Data in this exercise: Begin

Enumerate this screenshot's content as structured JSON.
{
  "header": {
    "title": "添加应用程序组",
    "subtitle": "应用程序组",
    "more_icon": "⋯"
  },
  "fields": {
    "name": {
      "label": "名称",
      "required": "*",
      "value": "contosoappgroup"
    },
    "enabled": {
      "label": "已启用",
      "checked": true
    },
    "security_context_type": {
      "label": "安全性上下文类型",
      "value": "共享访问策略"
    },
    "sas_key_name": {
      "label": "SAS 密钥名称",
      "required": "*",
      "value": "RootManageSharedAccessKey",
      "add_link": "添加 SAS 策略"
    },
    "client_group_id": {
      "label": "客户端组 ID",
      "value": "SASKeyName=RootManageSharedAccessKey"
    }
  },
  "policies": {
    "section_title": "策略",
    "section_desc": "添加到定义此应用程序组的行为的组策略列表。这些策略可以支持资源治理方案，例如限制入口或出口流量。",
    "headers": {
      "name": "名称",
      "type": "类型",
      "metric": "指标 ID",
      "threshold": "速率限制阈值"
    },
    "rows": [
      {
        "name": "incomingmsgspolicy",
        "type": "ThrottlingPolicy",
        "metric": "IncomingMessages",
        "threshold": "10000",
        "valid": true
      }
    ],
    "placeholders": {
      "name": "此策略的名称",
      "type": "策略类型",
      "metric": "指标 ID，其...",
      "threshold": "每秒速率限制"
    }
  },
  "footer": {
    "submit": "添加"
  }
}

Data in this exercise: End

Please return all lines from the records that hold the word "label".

Solution to the exercise>
      "label": "名称",
      "label": "已启用",
      "label": "安全性上下文类型",
      "label": "SAS 密钥名称",
      "label": "客户端组 ID",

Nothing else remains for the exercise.